Hurricane Patricia, a Category 5 storm, moved toward Mexico’s Pacific coast late Thursday, while the U.S. National Hurricane Center described the storm as "potentially catastrophic." The hurricane is expected to bring heavy rainfall, destructive waves and powerful winds, CNN reported, citing forecasters.
"Satellite images indicate that maximum sustained winds have increased to near 160 mph with higher gusts," the National Hurricane Center said, according to CNN, adding: "Preparations to protect life and property should be rushed to completion today."
Mexican officials have declared a state of emergency and have distributed sandbags as a precaution for flooding, the Associated Press (AP) reported Friday. Manzanillo, a key port in Colima state, witnessed steady rain, before an expected landfall on Friday. Luis Felipe Puente, Mexico's civil defense coordinator, said that schools in the region would be closed.
"We are calm," said Gabriel Lopez, a worker at Las Hadas Hotel in Manzanillo, said, according to the AP, adding: "We don't know what direction [the storm] will take, but apparently it's headed this way. ... If there is an emergency we will take care of the people. There are rooms that are not exposed to wind or glass."

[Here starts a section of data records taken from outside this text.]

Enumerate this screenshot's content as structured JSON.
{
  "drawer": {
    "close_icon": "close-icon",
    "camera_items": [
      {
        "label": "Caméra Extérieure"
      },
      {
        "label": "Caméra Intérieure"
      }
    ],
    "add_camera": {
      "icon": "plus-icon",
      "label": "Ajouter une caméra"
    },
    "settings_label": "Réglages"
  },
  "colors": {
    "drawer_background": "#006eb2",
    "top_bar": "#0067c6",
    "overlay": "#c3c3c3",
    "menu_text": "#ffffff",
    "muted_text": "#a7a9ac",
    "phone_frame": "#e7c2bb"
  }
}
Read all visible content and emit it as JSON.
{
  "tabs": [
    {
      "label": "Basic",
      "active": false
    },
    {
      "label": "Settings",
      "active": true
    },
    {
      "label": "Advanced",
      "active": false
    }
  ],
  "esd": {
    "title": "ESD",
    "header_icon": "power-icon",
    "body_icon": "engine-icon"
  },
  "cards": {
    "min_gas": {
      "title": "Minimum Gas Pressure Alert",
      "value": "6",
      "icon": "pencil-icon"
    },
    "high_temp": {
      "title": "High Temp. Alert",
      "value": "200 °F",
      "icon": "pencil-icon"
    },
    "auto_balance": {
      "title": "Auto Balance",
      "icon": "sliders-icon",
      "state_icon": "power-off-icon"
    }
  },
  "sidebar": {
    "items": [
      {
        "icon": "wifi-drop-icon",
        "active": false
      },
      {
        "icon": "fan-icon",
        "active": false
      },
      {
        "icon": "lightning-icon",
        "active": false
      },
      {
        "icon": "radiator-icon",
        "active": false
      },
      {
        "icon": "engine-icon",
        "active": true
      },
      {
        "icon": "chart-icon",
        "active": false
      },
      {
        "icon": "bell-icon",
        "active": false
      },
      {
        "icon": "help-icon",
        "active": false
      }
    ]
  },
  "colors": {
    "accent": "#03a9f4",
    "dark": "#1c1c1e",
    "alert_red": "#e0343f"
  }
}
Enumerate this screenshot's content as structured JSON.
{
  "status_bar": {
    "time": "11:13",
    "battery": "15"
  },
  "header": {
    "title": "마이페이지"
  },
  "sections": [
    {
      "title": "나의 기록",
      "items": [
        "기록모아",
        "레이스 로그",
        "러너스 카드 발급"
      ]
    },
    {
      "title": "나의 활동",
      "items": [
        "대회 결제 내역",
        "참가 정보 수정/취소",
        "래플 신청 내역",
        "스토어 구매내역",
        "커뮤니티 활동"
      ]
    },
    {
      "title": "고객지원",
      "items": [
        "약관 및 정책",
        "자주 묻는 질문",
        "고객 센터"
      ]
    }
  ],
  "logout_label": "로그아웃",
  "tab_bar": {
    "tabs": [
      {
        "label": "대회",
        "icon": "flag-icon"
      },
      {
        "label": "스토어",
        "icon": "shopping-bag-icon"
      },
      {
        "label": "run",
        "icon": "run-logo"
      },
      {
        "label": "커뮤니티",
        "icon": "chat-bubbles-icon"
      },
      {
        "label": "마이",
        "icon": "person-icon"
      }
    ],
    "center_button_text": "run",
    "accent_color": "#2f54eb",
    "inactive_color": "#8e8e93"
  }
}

The hurricane gained maximum sustained winds of up to 160 mph by late Thursday to become a Category 5 storm, the highest designation calculated on the Saffir-Simpson scale, which is used to measure wind strength. The center for Patricia was estimated to be about 200 miles south-southwest of Mazanillo, where it is expected to reach by Friday afternoon or evening. The storm was moving northwest at a speed of 13 mph.
Forecasters expect the hurricane to bring 6 to 12 inches of rainfall, while at some places this could go up to 20 inches.
Center meteorologist Dennis Feltgen said, according to the Associated Press (AP): "This is an extremely dangerous, potentially catastrophic hurricane." Feltgen added that Patricia may be more disastrous for Texas, which is already reeling under heavy rains independently of the hurricane.
He expects that after the storm breaks, the remnants of its tropical moisture will contribute to the heavy rains. "It's only going to make a bad situation worse," Feltgen said, according to the AP.